"My bad? I thought being arrested was a shameful offense?" one person said on the post, in an obvious dig at Taylor's silly face.
However, she was quickly set straight when someone responded by saying, "Yeah, if you do something shameful."
"Not for something as petty as pot," another person chimed in.
"He broke the law," one person said attempting to justify his kidnapping and caging for a plant. To which one, very informed poster commented next, "So did the slaves."
"Do you mow your lawn or drive a car on Sunday? if so, you better turn yourself in, that's against the law in NH," one woman asked rhetorically. "Bottom line, some laws are stupid and no longer relevant to the world we now live in."
"Live Free or Die"... unless you smoke marijuana," another person noted.
"This is not a notable arrest. You arrested someone for having a plant. The next notable arrest you posted about the sexual deviant is a notable arrest," a commenter noted about a sexual predator being taken off the streets, an arrest that actually was notable. "There needs to be a victim for there to be a crime. I get that you don't make the law of the land but maybe you would recognize that this is ridiculous and makes your department look foolish."
While many of the comments were in jest, some of them pointed out how the war on drugs actually perpetuates divide and stokes hatred toward police.
"This is why on a daily basis hatred towards the police in this nation grows.
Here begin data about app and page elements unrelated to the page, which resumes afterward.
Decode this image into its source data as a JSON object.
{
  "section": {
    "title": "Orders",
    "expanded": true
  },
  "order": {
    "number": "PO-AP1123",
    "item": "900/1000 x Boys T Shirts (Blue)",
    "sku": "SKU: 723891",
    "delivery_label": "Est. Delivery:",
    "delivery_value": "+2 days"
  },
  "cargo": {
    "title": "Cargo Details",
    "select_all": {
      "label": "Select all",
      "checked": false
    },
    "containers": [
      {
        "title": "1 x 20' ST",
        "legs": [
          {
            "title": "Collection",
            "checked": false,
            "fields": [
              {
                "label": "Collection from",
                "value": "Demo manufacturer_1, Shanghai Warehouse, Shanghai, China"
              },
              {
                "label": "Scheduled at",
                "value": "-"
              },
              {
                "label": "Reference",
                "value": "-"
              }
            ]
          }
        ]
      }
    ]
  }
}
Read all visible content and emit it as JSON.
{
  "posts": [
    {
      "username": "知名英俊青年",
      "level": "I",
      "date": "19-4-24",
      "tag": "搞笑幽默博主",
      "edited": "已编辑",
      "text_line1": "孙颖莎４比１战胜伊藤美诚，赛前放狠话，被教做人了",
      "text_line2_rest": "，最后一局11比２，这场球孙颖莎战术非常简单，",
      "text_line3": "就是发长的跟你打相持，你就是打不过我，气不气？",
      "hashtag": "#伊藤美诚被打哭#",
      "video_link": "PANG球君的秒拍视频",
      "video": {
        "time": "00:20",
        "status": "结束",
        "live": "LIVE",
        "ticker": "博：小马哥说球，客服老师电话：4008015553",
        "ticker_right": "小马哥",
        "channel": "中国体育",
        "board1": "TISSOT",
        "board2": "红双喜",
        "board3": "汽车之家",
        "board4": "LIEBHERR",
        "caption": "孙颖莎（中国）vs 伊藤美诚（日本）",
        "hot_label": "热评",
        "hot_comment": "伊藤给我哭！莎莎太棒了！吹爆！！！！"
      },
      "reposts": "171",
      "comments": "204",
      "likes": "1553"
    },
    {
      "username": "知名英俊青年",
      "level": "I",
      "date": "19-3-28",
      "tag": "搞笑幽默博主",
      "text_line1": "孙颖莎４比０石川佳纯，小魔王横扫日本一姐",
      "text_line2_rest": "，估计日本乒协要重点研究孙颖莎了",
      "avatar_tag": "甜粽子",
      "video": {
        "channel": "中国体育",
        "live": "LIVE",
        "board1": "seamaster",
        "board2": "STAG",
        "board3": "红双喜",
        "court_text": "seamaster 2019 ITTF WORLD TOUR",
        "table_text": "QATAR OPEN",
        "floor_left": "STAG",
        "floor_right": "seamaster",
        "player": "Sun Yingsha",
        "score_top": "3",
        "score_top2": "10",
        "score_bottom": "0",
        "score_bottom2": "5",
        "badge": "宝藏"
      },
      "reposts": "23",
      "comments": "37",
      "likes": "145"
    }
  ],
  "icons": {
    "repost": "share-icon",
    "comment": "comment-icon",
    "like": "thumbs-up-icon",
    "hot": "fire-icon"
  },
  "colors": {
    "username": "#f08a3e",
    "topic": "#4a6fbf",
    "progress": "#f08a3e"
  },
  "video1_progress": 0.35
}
Police are the enemies of freedom, and more and more people are coming to this realization."
Hopefully, as more police departments get chastised for publicly bragging about kidnapping people for arbitrary substances, they will begin to listen to the ones they serve.
To the police, please do the research and see that the opioid epidemic, the cartels, the gangs, underage drug use — all of these things — stem from the war on drugs.